In the data below, which lines hold the word "transacao"? Copy them.

···

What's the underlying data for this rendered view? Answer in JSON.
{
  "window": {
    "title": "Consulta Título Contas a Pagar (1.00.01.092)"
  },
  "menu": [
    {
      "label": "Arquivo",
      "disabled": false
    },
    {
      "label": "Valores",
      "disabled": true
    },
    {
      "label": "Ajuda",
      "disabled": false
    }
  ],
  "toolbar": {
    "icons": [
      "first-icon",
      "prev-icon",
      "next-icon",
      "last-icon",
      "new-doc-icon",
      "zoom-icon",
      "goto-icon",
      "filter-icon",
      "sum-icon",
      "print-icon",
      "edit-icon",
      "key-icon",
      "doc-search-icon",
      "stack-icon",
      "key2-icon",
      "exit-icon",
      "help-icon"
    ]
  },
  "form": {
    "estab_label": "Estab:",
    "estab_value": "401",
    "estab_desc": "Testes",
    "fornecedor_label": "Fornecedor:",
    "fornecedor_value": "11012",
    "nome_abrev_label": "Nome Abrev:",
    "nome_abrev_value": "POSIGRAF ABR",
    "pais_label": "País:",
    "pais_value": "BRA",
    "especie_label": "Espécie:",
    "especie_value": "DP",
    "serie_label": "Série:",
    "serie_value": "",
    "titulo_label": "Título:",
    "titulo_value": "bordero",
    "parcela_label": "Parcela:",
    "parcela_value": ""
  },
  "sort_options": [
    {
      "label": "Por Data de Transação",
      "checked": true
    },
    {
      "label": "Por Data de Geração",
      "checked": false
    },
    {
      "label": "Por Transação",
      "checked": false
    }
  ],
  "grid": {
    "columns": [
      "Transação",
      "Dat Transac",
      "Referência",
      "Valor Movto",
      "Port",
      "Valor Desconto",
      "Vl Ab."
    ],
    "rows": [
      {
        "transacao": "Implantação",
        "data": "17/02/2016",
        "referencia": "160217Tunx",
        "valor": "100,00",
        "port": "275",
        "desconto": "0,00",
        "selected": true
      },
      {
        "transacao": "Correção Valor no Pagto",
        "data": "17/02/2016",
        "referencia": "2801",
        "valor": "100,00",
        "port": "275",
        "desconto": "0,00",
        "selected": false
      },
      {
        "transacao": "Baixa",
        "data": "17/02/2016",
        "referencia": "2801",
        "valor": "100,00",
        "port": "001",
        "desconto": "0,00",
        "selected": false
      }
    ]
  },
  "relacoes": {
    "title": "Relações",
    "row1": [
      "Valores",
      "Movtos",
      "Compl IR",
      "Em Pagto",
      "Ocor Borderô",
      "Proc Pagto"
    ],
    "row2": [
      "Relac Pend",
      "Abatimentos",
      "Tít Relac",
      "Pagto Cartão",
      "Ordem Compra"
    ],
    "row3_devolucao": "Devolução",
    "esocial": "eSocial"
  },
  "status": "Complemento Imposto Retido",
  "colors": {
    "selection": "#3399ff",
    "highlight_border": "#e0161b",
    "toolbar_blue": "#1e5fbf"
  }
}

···

● **Written answer**:
        "transacao": "Implantação",
        "transacao": "Correção Valor no Pagto",
        "transacao": "Baixa",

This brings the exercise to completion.